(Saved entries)
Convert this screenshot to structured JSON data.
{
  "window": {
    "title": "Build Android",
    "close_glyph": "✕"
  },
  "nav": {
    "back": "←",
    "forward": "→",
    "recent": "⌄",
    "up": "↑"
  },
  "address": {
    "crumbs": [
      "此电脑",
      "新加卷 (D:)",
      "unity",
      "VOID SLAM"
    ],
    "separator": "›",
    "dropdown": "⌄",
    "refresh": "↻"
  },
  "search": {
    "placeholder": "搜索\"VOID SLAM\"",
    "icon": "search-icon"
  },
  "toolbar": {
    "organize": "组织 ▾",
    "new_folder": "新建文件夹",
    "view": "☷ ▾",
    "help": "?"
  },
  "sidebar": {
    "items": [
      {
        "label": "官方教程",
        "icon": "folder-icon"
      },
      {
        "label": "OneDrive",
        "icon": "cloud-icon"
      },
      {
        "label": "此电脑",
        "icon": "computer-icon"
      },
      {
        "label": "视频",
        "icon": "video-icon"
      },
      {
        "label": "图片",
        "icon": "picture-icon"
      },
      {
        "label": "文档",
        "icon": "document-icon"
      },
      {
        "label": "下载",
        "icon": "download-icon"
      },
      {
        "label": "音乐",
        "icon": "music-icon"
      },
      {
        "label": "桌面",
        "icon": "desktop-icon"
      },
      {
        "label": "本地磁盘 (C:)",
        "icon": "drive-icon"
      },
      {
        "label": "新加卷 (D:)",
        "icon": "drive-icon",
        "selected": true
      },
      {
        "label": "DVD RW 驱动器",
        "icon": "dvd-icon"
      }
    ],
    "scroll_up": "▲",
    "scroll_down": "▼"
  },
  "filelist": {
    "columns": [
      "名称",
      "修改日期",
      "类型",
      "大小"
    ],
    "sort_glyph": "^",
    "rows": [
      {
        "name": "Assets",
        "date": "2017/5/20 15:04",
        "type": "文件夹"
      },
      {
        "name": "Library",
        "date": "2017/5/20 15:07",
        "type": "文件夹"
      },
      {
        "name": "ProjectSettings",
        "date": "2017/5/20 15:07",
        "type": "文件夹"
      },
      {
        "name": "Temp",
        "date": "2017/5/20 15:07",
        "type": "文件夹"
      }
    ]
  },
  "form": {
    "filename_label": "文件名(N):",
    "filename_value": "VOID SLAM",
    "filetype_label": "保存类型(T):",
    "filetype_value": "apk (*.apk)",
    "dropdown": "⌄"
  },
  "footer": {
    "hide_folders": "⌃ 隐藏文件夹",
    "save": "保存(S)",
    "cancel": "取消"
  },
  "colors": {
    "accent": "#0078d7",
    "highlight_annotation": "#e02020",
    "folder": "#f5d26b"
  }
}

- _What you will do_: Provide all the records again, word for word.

- _Response area_:
Convert this screenshot to structured JSON data.
{
  "window": {
    "title": "Build Android",
    "close_glyph": "✕"
  },
  "nav": {
    "back": "←",
    "forward": "→",
    "recent": "⌄",
    "up": "↑"
  },
  "address": {
    "crumbs": [
      "此电脑",
      "新加卷 (D:)",
      "unity",
      "VOID SLAM"
    ],
    "separator": "›",
    "dropdown": "⌄",
    "refresh": "↻"
  },
  "search": {
    "placeholder": "搜索\"VOID SLAM\"",
    "icon": "search-icon"
  },
  "toolbar": {
    "organize": "组织 ▾",
    "new_folder": "新建文件夹",
    "view": "☷ ▾",
    "help": "?"
  },
  "sidebar": {
    "items": [
      {
        "label": "官方教程",
        "icon": "folder-icon"
      },
      {
        "label": "OneDrive",
        "icon": "cloud-icon"
      },
      {
        "label": "此电脑",
        "icon": "computer-icon"
      },
      {
        "label": "视频",
        "icon": "video-icon"
      },
      {
        "label": "图片",
        "icon": "picture-icon"
      },
      {
        "label": "文档",
        "icon": "document-icon"
      },
      {
        "label": "下载",
        "icon": "download-icon"
      },
      {
        "label": "音乐",
        "icon": "music-icon"
      },
      {
        "label": "桌面",
        "icon": "desktop-icon"
      },
      {
        "label": "本地磁盘 (C:)",
        "icon": "drive-icon"
      },
      {
        "label": "新加卷 (D:)",
        "icon": "drive-icon",
        "selected": true
      },
      {
        "label": "DVD RW 驱动器",
        "icon": "dvd-icon"
      }
    ],
    "scroll_up": "▲",
    "scroll_down": "▼"
  },
  "filelist": {
    "columns": [
      "名称",
      "修改日期",
      "类型",
      "大小"
    ],
    "sort_glyph": "^",
    "rows": [
      {
        "name": "Assets",
        "date": "2017/5/20 15:04",
        "type": "文件夹"
      },
      {
        "name": "Library",
        "date": "2017/5/20 15:07",
        "type": "文件夹"
      },
      {
        "name": "ProjectSettings",
        "date": "2017/5/20 15:07",
        "type": "文件夹"
      },
      {
        "name": "Temp",
        "date": "2017/5/20 15:07",
        "type": "文件夹"
      }
    ]
  },
  "form": {
    "filename_label": "文件名(N):",
    "filename_value": "VOID SLAM",
    "filetype_label": "保存类型(T):",
    "filetype_value": "apk (*.apk)",
    "dropdown": "⌄"
  },
  "footer": {
    "hide_folders": "⌃ 隐藏文件夹",
    "save": "保存(S)",
    "cancel": "取消"
  },
  "colors": {
    "accent": "#0078d7",
    "highlight_annotation": "#e02020",
    "folder": "#f5d26b"
  }
}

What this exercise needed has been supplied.